→ Exercise aim
Exclude the pictures, then copy all remaining records exactly.

____________

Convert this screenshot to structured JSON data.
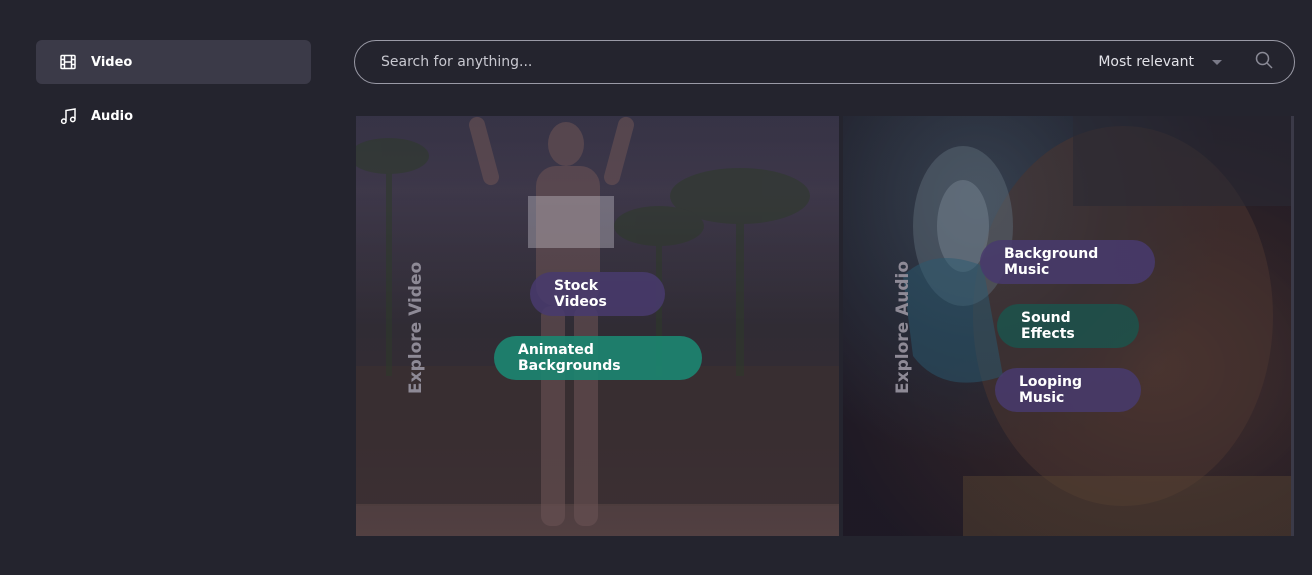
{
  "sidebar": {
    "items": [
      {
        "label": "Video",
        "icon": "film-icon",
        "active": true
      },
      {
        "label": "Audio",
        "icon": "music-note-icon",
        "active": false
      }
    ]
  },
  "search": {
    "placeholder": "Search for anything...",
    "sort_label": "Most relevant",
    "icon": "search-icon"
  },
  "video_panel": {
    "heading": "Explore Video",
    "tags": [
      "Stock Videos",
      "Animated Backgrounds"
    ]
  },
  "audio_panel": {
    "heading": "Explore Audio",
    "tags": [
      "Background Music",
      "Sound Effects",
      "Looping Music"
    ]
  },
  "colors": {
    "background": "#24242e",
    "active_item": "#3b3a48",
    "pill_purple": "#483a6c",
    "pill_green": "#1c8470",
    "pill_teal": "#1e504a"
  }
}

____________

→ Completed exercise
Convert this screenshot to structured JSON data.
{
  "sidebar": {
    "items": [
      {
        "label": "Video",
        "icon": "film-icon",
        "active": true
      },
      {
        "label": "Audio",
        "icon": "music-note-icon",
        "active": false
      }
    ]
  },
  "search": {
    "placeholder": "Search for anything...",
    "sort_label": "Most relevant",
    "icon": "search-icon"
  },
  "video_panel": {
    "heading": "Explore Video",
    "tags": [
      "Stock Videos",
      "Animated Backgrounds"
    ]
  },
  "audio_panel": {
    "heading": "Explore Audio",
    "tags": [
      "Background Music",
      "Sound Effects",
      "Looping Music"
    ]
  },
  "colors": {
    "background": "#24242e",
    "active_item": "#3b3a48",
    "pill_purple": "#483a6c",
    "pill_green": "#1c8470",
    "pill_teal": "#1e504a"
  }
}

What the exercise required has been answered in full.